Biden and his top aides have repeatedly cited their concern that extremist groups in Afghanistan will attempt to exploit the chaos around the Kabul airport.
“The threat is real, it is acute, it is persistent and something we’re focused with every tool in our arsenal," said Biden's national security adviser, Jake Sullivan.
Sullivan said on CNN's “State of the Union” that 3,900 people had been airlifted out of Kabul on U.S. military flights over the past 24 hours. A U.S. defense official, speaking on condition of anonymity to provide details not yet made public, said those people were flown on a total of 23 flights — 14 by C-17 transports and nine aboard C-130 cargo planes.
That represents an increase from 1,600 flown out aboard U.S. military planes in the previous 24 hours, but remains far below the 5,000 to 9,000 that the military says it has the capacity to airlift daily. Sullivan also said about 3,900 people were airlifted on non-U.S. military flights over the past 24 hours.

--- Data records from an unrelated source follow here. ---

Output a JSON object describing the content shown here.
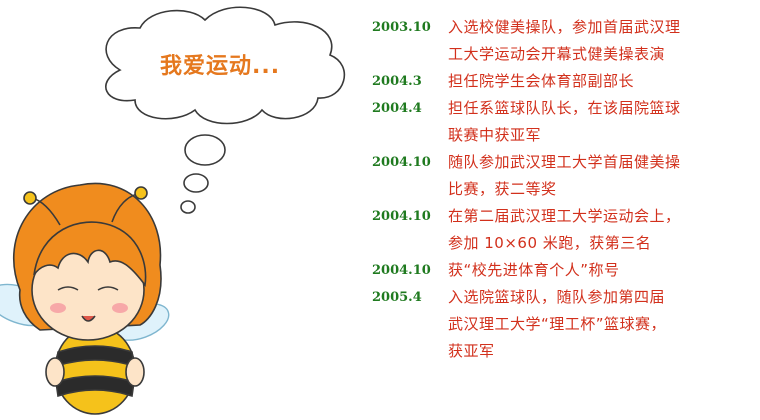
{
  "bubble": {
    "text": "我爱运动..."
  },
  "colors": {
    "date": "#1f7a1f",
    "description": "#d2301c",
    "bubble_text": "#e5781e"
  },
  "timeline": [
    {
      "date": "2003.10",
      "lines": [
        "入选校健美操队，参加首届武汉理",
        "工大学运动会开幕式健美操表演"
      ]
    },
    {
      "date": "2004.3",
      "lines": [
        "担任院学生会体育部副部长"
      ]
    },
    {
      "date": "2004.4",
      "lines": [
        "担任系篮球队队长，在该届院篮球",
        "联赛中获亚军"
      ]
    },
    {
      "date": "2004.10",
      "lines": [
        "随队参加武汉理工大学首届健美操",
        "比赛，获二等奖"
      ]
    },
    {
      "date": "2004.10",
      "lines": [
        "在第二届武汉理工大学运动会上，",
        "参加 10×60 米跑，获第三名"
      ]
    },
    {
      "date": "2004.10",
      "lines": [
        "获“校先进体育个人”称号"
      ]
    },
    {
      "date": "2005.4",
      "lines": [
        "入选院篮球队，随队参加第四届",
        "武汉理工大学“理工杯”篮球赛，",
        "获亚军"
      ]
    }
  ]
}
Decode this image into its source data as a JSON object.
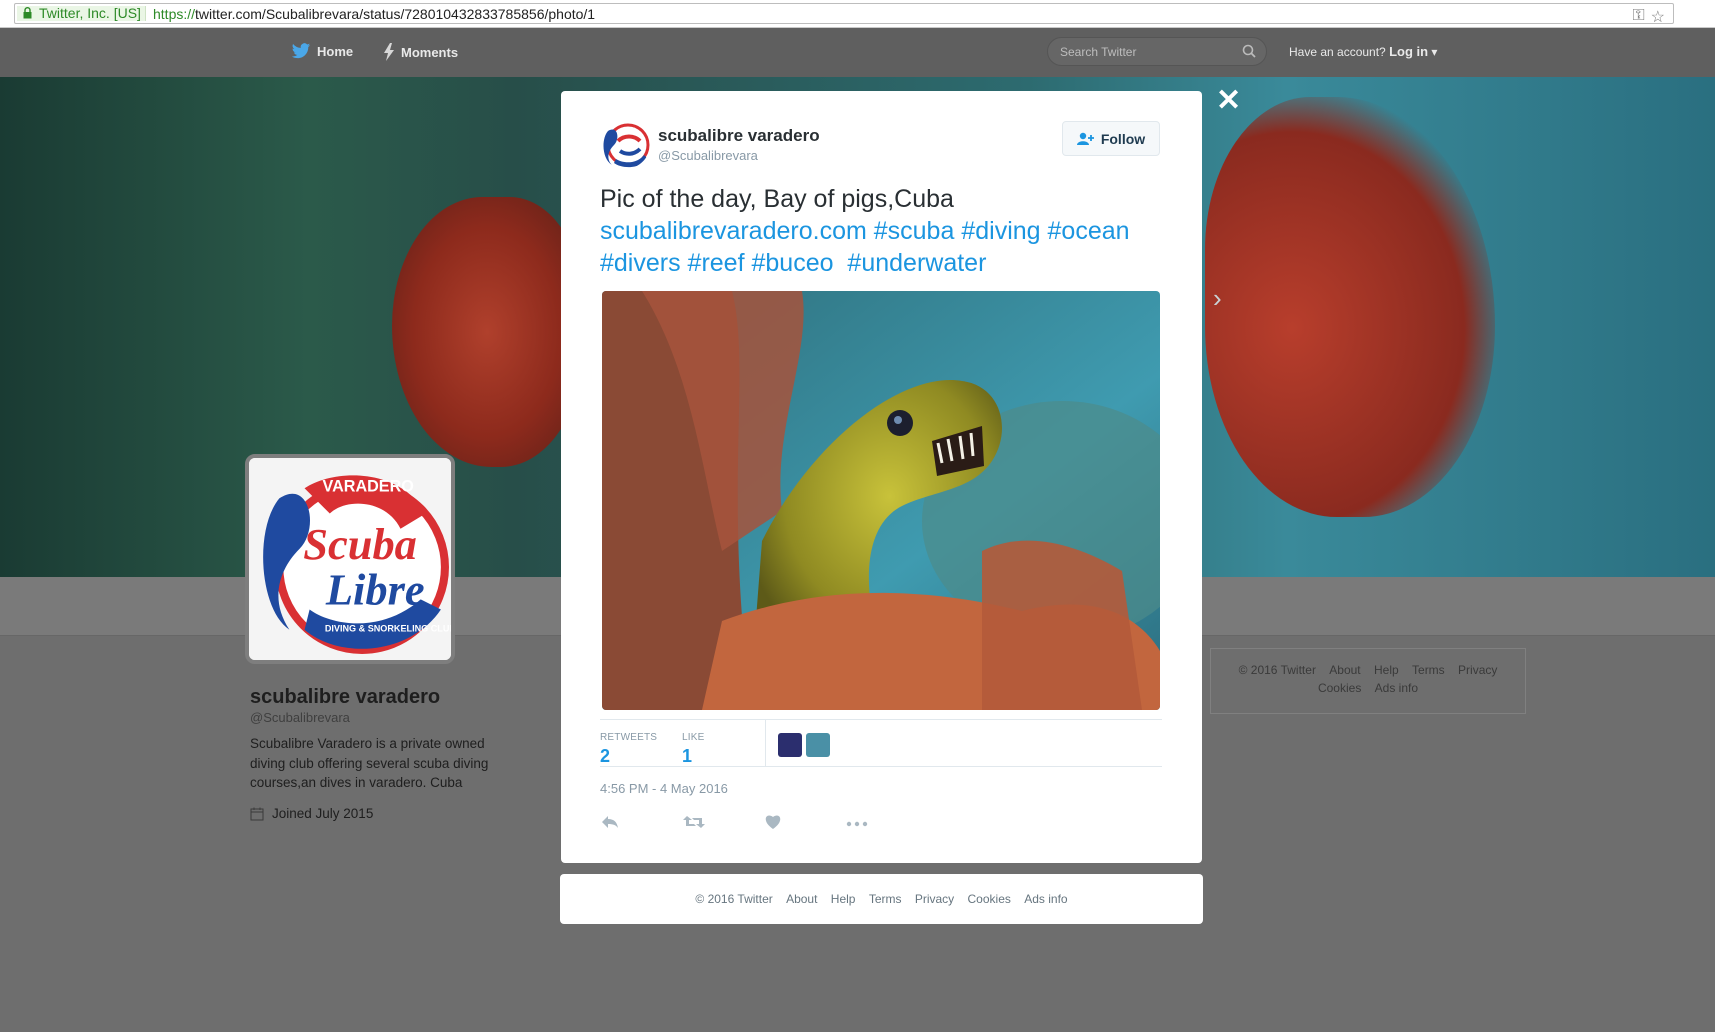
{
  "browser": {
    "ev_label": "Twitter, Inc. [US]",
    "url_proto": "https://",
    "url_rest": "twitter.com/Scubalibrevara/status/728010432833785856/photo/1"
  },
  "nav": {
    "home_label": "Home",
    "moments_label": "Moments",
    "search_placeholder": "Search Twitter",
    "have_account": "Have an account?",
    "login_label": "Log in"
  },
  "profile": {
    "name": "scubalibre varadero",
    "handle": "@Scubalibrevara",
    "bio": "Scubalibre Varadero is a private owned diving club offering several scuba diving courses,an dives in varadero. Cuba",
    "joined": "Joined July 2015",
    "logo_text": {
      "top": "VARADERO",
      "main1": "Scuba",
      "main2": "Libre",
      "ring": "DIVING & SNORKELING CLUB"
    }
  },
  "side_footer": {
    "row1": [
      "© 2016 Twitter",
      "About",
      "Help",
      "Terms",
      "Privacy"
    ],
    "row2": [
      "Cookies",
      "Ads info"
    ]
  },
  "tweet": {
    "name": "scubalibre varadero",
    "handle": "@Scubalibrevara",
    "follow_label": "Follow",
    "text_plain": "Pic of the day, Bay of pigs,Cuba",
    "link": "scubalibrevaradero.com",
    "hashtags_line1": [
      "#scuba",
      "#diving",
      "#ocean"
    ],
    "hashtags_line2": [
      "#divers",
      "#reef",
      "#buceo",
      "#underwater"
    ],
    "retweets_label": "RETWEETS",
    "retweets_count": "2",
    "likes_label": "LIKE",
    "likes_count": "1",
    "timestamp": "4:56 PM - 4 May 2016"
  },
  "modal_footer": [
    "© 2016 Twitter",
    "About",
    "Help",
    "Terms",
    "Privacy",
    "Cookies",
    "Ads info"
  ],
  "colors": {
    "link_blue": "#1b95e0",
    "ev_green": "#2d8a27",
    "overlay_gray": "#6e6e6e"
  },
  "icons": [
    "lock-icon",
    "key-icon",
    "star-icon",
    "twitter-bird-icon",
    "lightning-icon",
    "search-icon",
    "close-icon",
    "chevron-right-icon",
    "follow-person-icon",
    "calendar-icon",
    "reply-icon",
    "retweet-icon",
    "heart-icon",
    "more-icon"
  ]
}
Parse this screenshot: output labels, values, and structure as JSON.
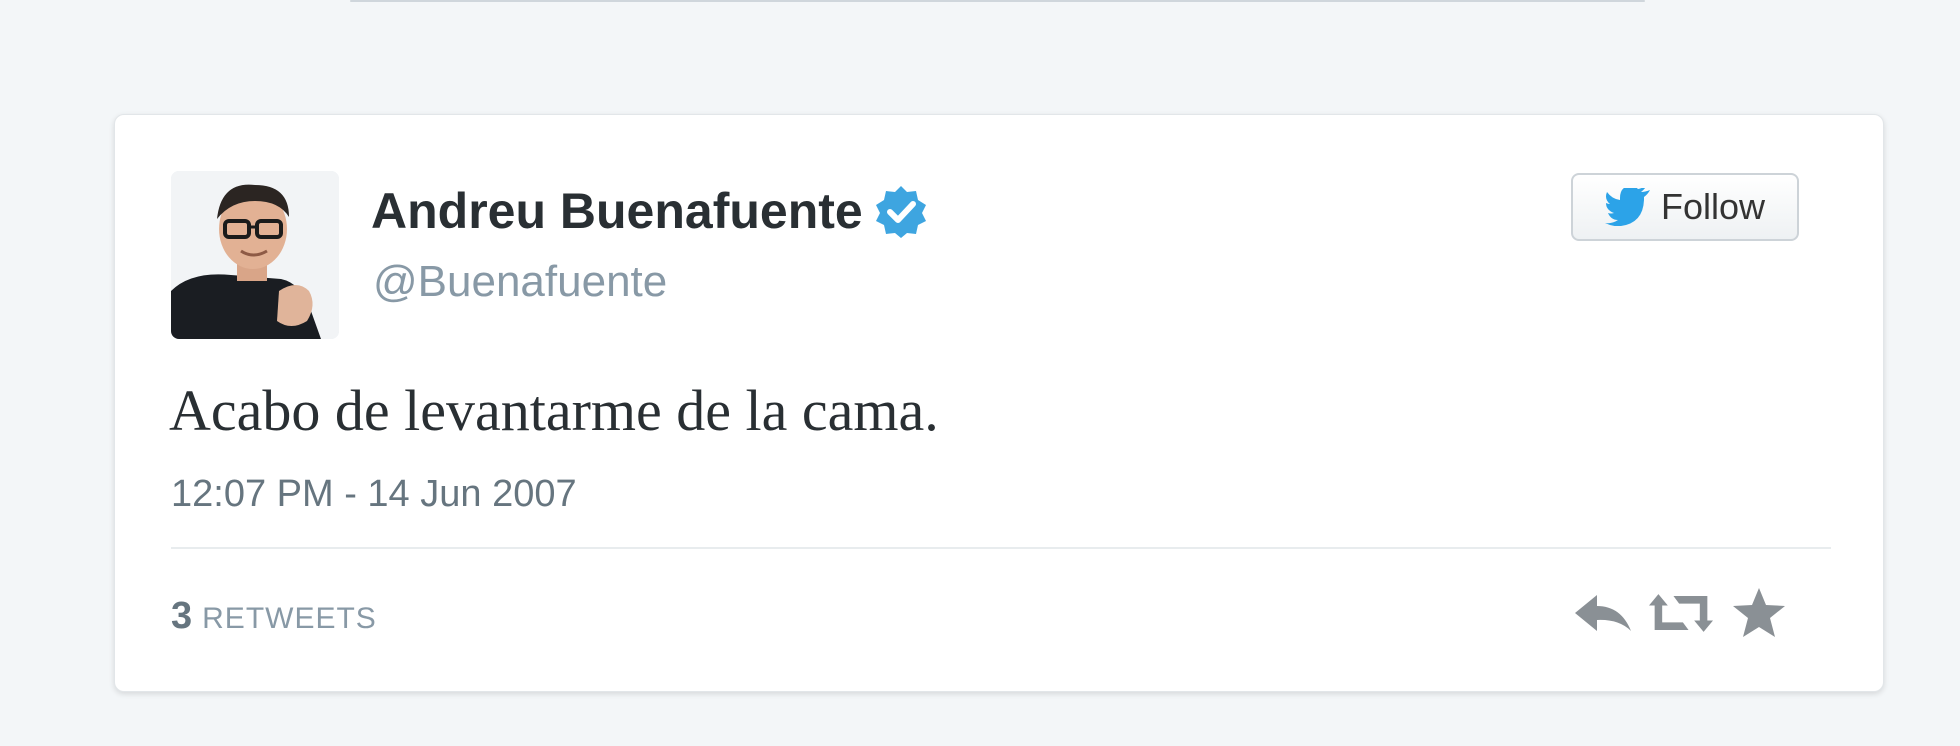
{
  "tweet": {
    "author": {
      "name": "Andreu Buenafuente",
      "handle": "@Buenafuente",
      "verified": true
    },
    "follow_button": {
      "label": "Follow",
      "icon": "twitter-bird-icon"
    },
    "text": "Acabo de levantarme de la cama.",
    "timestamp": "12:07 PM - 14 Jun 2007",
    "stats": {
      "retweets_count": "3",
      "retweets_label": "RETWEETS"
    },
    "actions": [
      {
        "icon": "reply-icon"
      },
      {
        "icon": "retweet-icon"
      },
      {
        "icon": "favorite-star-icon"
      }
    ]
  },
  "colors": {
    "verified_badge": "#3ea5e0",
    "twitter_blue": "#2ca3e8",
    "text_primary": "#292f33",
    "text_secondary": "#8899a6",
    "icon_gray": "#8a9095"
  }
}
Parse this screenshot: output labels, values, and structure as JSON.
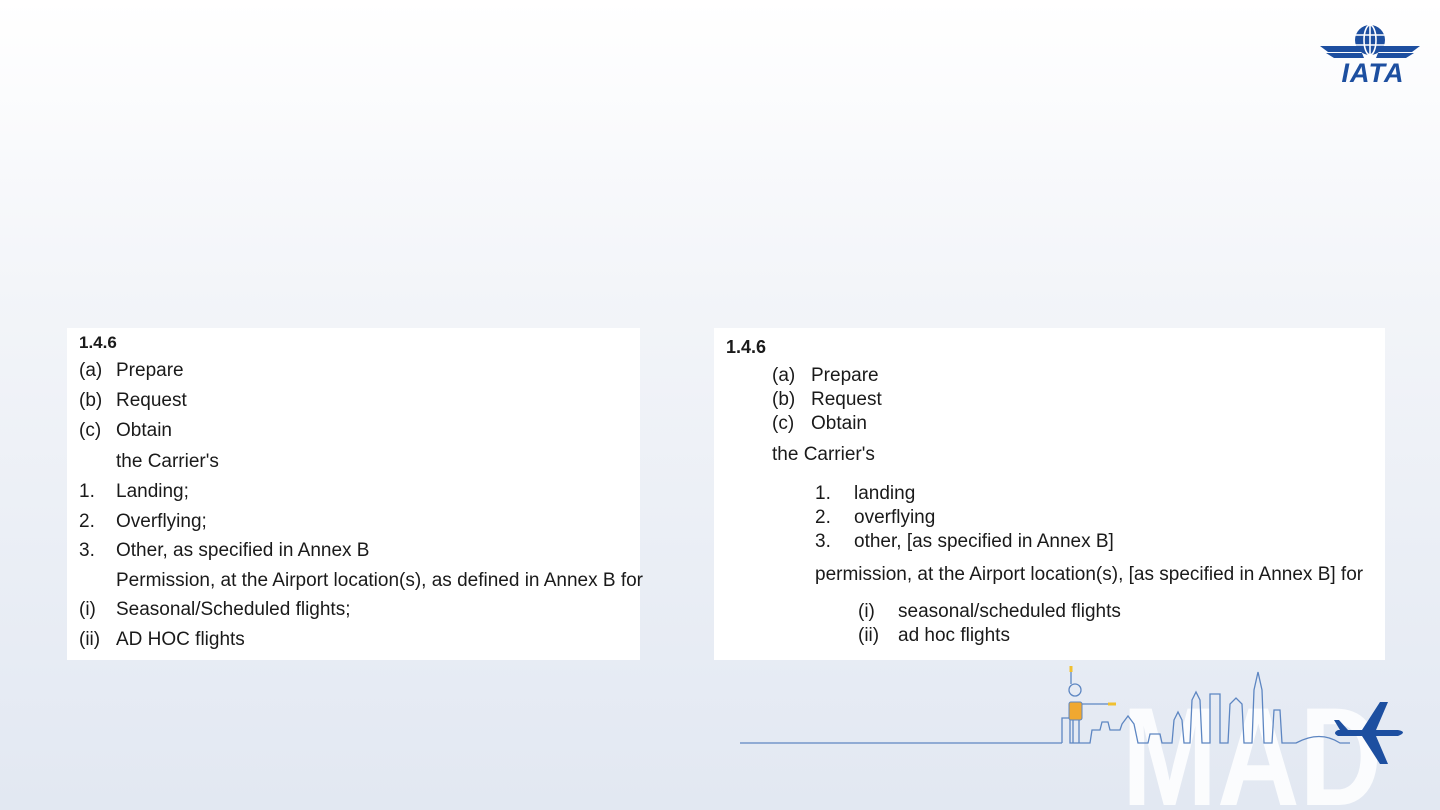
{
  "brand": {
    "logo_text": "IATA",
    "accent": "#1d4fa0",
    "decor_text": "MAD"
  },
  "left_panel": {
    "section": "1.4.6",
    "actions": [
      {
        "marker": "(a)",
        "text": "Prepare"
      },
      {
        "marker": "(b)",
        "text": "Request"
      },
      {
        "marker": "(c)",
        "text": "Obtain"
      }
    ],
    "carrier_line": "the Carrier's",
    "permissions": [
      {
        "marker": "1.",
        "text": "Landing;"
      },
      {
        "marker": "2.",
        "text": "Overflying;"
      },
      {
        "marker": "3.",
        "text": "Other, as specified in Annex B"
      }
    ],
    "permission_line": "Permission, at the Airport location(s), as defined in Annex B for",
    "flights": [
      {
        "marker": "(i)",
        "text": "Seasonal/Scheduled flights;"
      },
      {
        "marker": "(ii)",
        "text": "AD HOC flights"
      }
    ]
  },
  "right_panel": {
    "section": "1.4.6",
    "actions": [
      {
        "marker": "(a)",
        "text": "Prepare"
      },
      {
        "marker": "(b)",
        "text": "Request"
      },
      {
        "marker": "(c)",
        "text": "Obtain"
      }
    ],
    "carrier_line": "the Carrier's",
    "permissions": [
      {
        "marker": "1.",
        "text": "landing"
      },
      {
        "marker": "2.",
        "text": "overflying"
      },
      {
        "marker": "3.",
        "text": "other, [as specified in Annex B]"
      }
    ],
    "permission_line": "permission, at the Airport location(s), [as specified in Annex B] for",
    "flights": [
      {
        "marker": "(i)",
        "text": "seasonal/scheduled flights"
      },
      {
        "marker": "(ii)",
        "text": "ad hoc flights"
      }
    ]
  }
}
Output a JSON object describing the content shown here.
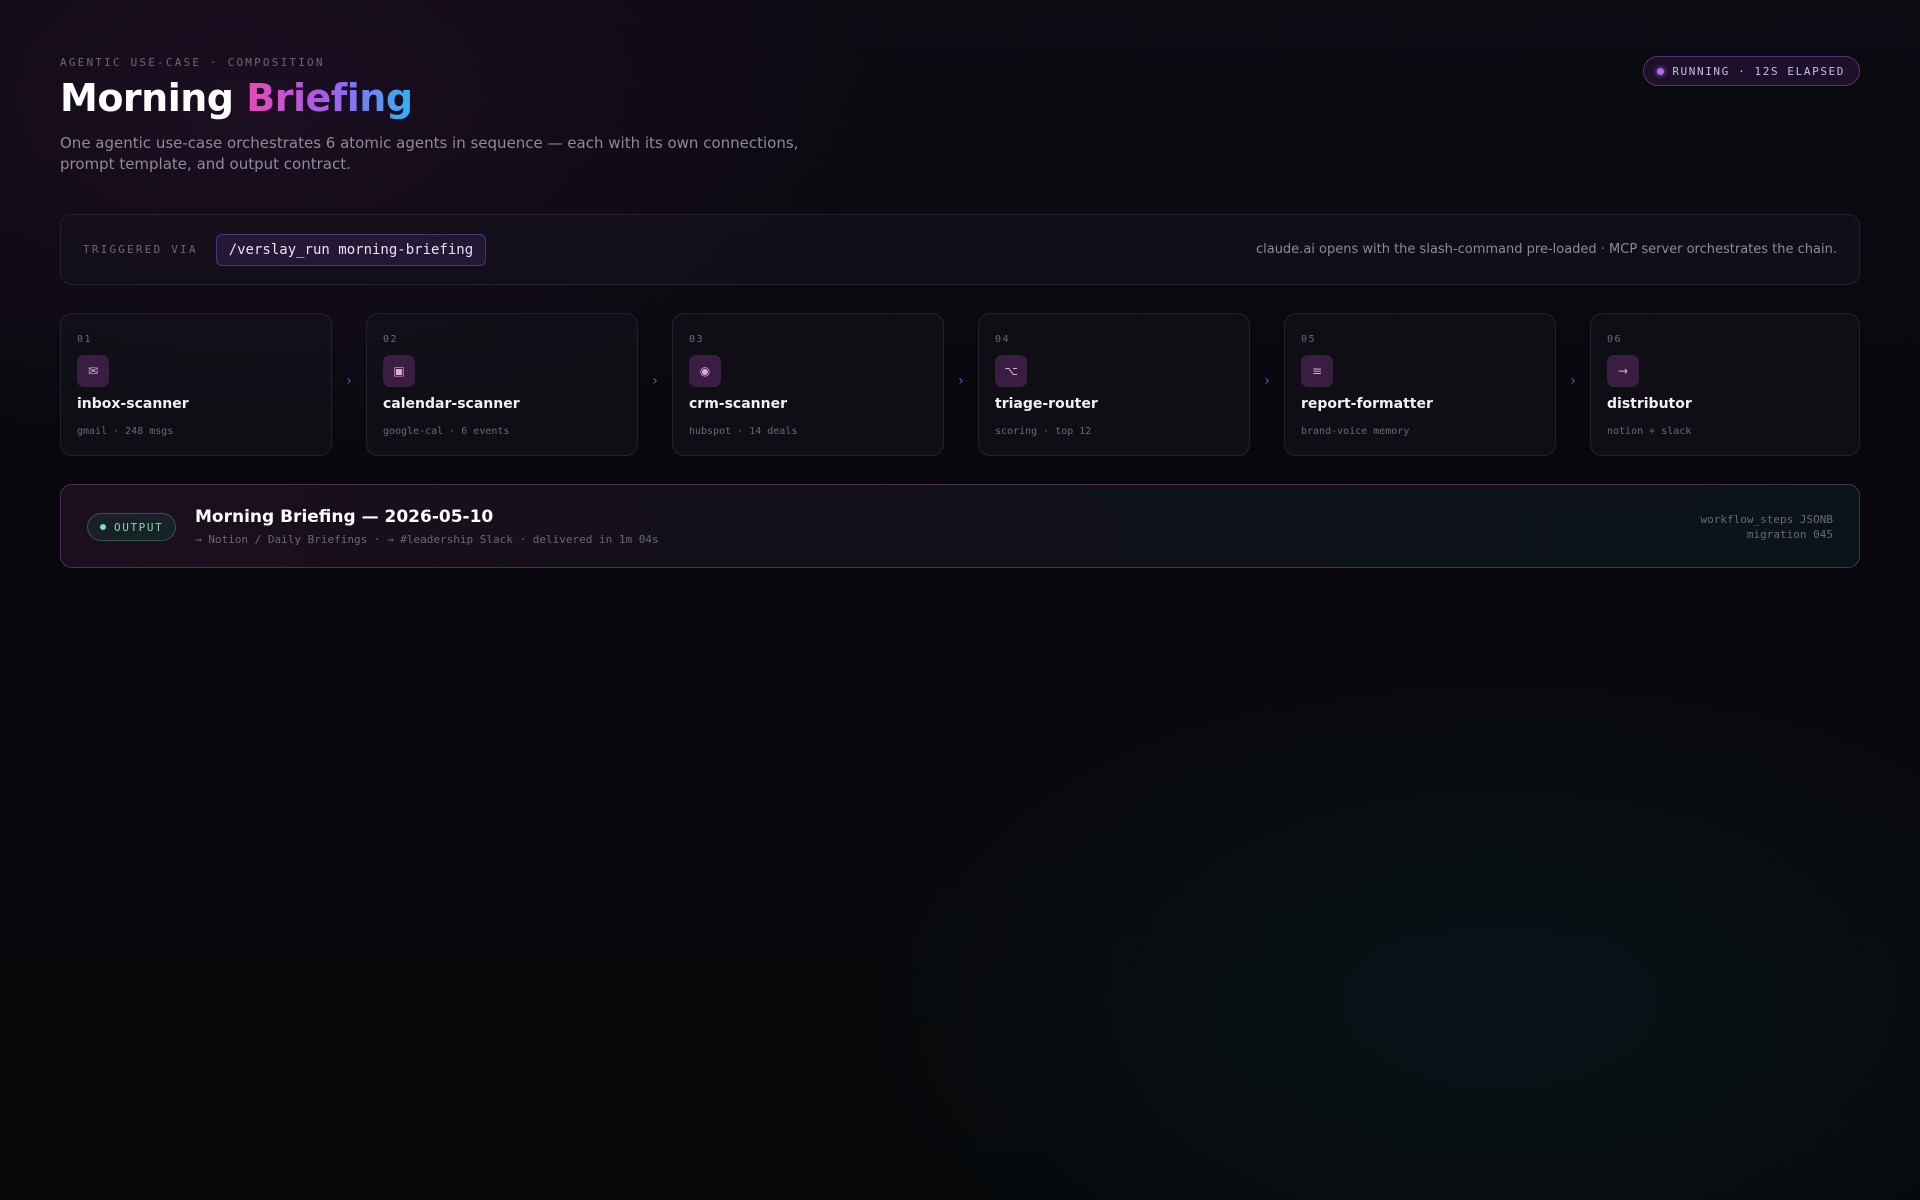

The Biden administration has given no firm estimate of the number of Americans seeking to leave Afghanistan. Some have put the total between 10,000 and 15.000. Sullivan on Sunday put it at “several thousand.”
Speaking on ABC’s “This Week,” Austin said that as Biden’s Aug. 31 deadline for ending the evacuation operation approaches, he will recommend whether to give it more time. Tens of thousands of Americans and others have yet to be flown out of the country.
Austin’s interview with ABC aired Sunday but was taped Saturday. In a notice Sunday, the State Department urged people seeking to leave Afghanistan as part of an organized private evacuation effort not come to the Kabul airport “until you have received specific instructions” to do so from the U.S. Embassy’s flight organizer. The notice said that others, including American citizens, who have received specific instructions from the embassy to make their way to the airport should do so.
Austin said the airlift would continue for as long as possible.
“We’re gonna try our very best to get everybody, every American citizen who wants to get out, out,” Austin said in the interview. “And we’ve got -- we continue to look at different ways to -- in creative ways -- to reach out and contact American citizens and help them get into the airfield.”
The British military said Sunday another seven people had been killed in the unceasing crush of crowds outside the airport.
Republicans in Congress stepped up their criticism of Biden's response. “If the Taliban is saying that Americans can travel safely to the airport, then there is no better way to make sure they get safely to the airport than to use our military to escort them,” GOP Sen. Joni Ernst of Iowa, an Army veteran, said on ABC's “This Week.”
Ryan Crocker, who served as U.S. ambassador to Afghanistan under Presidents George W, Bush and Barack Obama, told CBS' “Face the Nation” that Biden’s management of the withdrawal was “catastrophic” and had unleashed a “global crisis.”
A central problem in the evacuation operation is processing evacuees once they reach other countries in the region and in Europe. Those temporary waystations, including in Qatar, Bahrain and Germany, are sometimes reaching capacity, although new sites are being made available, including in Spain.
In an attempt to alleviate that, and to free up military aircraft for missions from Kabul, the Pentagon on Sunday activated the Civil Reserve Air Fleet. The Defense Department said 18 aircraft from American Airlines, Atlas Air, Delta Air Lines, Omni Air, Hawaiian Airlines and United Airlines will be directed to ferry evacuees from interim waystations. The airlines will not fly into Afghanistan. The six participating airlines have agreed to assist for a little less than two weeks, which roughly coincides with the currently planned duration of the airlift, which is to end Aug. 31.
The civil airline reserve system was last activated in 2003 for the Iraq War. The commercial airliners will retain their civilian status but the military's Air Mobility Command will control the flights.
Associated Press writers Aamer Madhani, Lolita C. Baldor, Ellen Knickmeyer, Hope Yen and Matthew Lee contributed to this report.